Therefore, the conclusion is that Tawaquaptewa deliberately distorted all his carvings in order to be consistent with his religious convictions and role as Kikmongwi. He gave the Anglos what they wanted, but also turned the power, made a few dollars to support his family and maintained his religious integrity.
One can classify his carvings as falling into two categories: 1) dolls that resemble actual katsinam, but which have been deliberately distorted or modified, and 2) dolls which bear little or no resemblance to any actual katsina, and are the product of Tawaquaptewa’s idiosyncratic imagination. I refer to these two types as “mixed up” versus “made up.”
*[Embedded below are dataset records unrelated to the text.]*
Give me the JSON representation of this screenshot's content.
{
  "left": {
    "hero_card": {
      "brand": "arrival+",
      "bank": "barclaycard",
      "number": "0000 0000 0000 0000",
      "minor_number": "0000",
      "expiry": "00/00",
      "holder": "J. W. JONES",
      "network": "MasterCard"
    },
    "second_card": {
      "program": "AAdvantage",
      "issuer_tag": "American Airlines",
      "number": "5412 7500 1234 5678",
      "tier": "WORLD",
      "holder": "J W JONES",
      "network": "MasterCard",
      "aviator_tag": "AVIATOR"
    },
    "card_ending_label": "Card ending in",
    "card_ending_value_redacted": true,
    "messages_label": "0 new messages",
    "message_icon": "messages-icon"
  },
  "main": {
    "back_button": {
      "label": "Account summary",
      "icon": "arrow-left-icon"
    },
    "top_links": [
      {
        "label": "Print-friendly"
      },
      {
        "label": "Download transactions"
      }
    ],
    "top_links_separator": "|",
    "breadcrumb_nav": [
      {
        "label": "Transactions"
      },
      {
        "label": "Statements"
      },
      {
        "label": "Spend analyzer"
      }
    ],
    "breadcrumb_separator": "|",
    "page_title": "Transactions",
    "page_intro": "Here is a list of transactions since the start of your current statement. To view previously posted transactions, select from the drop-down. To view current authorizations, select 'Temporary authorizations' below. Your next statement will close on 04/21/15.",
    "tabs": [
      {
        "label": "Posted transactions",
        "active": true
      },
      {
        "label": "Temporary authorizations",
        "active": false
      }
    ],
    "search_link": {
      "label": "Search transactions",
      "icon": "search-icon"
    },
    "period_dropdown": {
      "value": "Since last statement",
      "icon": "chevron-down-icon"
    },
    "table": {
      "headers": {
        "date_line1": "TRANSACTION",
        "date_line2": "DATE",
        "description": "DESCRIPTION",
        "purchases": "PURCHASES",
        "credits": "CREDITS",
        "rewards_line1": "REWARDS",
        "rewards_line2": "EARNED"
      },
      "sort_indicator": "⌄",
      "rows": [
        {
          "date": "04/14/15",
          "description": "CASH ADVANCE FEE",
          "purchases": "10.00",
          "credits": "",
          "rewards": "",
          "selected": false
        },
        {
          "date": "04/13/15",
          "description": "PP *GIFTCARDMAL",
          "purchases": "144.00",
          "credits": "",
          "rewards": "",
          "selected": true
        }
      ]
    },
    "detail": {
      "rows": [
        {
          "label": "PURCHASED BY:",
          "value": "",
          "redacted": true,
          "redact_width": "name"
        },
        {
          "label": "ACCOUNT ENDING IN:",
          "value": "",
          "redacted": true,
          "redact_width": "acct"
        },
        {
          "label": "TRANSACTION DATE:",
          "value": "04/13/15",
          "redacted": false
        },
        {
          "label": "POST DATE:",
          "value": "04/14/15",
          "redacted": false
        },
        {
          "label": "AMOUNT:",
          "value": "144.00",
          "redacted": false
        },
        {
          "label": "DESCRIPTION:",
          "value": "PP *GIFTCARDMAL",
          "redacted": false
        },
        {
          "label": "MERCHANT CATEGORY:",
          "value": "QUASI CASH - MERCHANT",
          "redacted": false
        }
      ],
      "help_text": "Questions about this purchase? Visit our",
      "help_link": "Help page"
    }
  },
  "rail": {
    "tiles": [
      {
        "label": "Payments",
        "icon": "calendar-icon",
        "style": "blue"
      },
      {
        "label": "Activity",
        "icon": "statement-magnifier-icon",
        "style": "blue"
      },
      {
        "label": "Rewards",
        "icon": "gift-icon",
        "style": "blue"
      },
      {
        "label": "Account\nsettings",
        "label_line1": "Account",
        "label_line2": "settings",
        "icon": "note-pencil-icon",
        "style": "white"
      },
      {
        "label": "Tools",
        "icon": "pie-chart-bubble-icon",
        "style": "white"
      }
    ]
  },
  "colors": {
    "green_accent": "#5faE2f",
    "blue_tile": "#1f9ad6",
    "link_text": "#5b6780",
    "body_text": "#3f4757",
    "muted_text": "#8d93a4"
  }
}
In turning to the carvings in this article, it is easy to find prominent examples of both types. More specifically, consider the katsinam in Figure 1. These three are excellent representatives of Tawaquaptewa’s distorted or mixed up type. On the left is an approximation of a cicada, in the middle is a carving that resembles a chipmunk and, on the right, a Hooli. With all three examples, Tawaquaptewa has been careful to make modifications that render the figure “not a real katsina.” More specifically, he has added polka dots on all three carvings that do not occur on accurate versions of the katsinam. In addition, on all three, the body paint designs do not exist on any real Hopi katsina. And as another example, it is quite nonsensical for a “chipmunk” to have bear claws on his face! This is Tawaquaptewa being playful.
Examples of the entirely “made up” katsinam are well represented in Figure 2. On the left is a figure with multicolored ears of corn on his head, along with amoeba-like figures on his face. No such katsina exists. The same can be said for the carving in the middle, a hilarious figure with scalloped ears and stunted koshare-like horns. He also bears an amusing undulating serpent on his chest. And on the right is a katsina with slender antennae and spools for ears. None of these figures exist in the Hopi pantheon. Another example of a made-up assemblage is shown in Figure 3. This carving has Hopi rabbit sticks for ears, unusual hash marks on his cheeks and a long, striped snout.
The “katsina” carvings depicted in this article are entirely representative of Tawaquaptewa the artist, the man and the historical figure. Tawaquaptewa was an individual of complex contradictions and intriguing incompatibilities. He was a traditional Hopi chief of the prestigious Bear Clan, yet he was also an assimilationist, an “accommodator.” In the past, he has been viewed by some as a sellout to the U.S. government and by others as a selfless, strategic protector of the Hopi way. A more current view is to recognize his strategic acumen in “turning the power.” He encountered massive challenges to Hopi culture, deflected their impact, and facilitated survival. He did this during his time at the Sherman Institute, after his return to the reservation, and via his unique katsina carvings. Tawaquaptewa’s katsinam are now valued by collectors, art dealers and museums for their distinctiveness, their aesthetic humor and charisma, and their symbolic meaning and significance.
1. Three “mixed up type” katsinam
2. Three “made up type” katsinam
3. A “made up type” katsina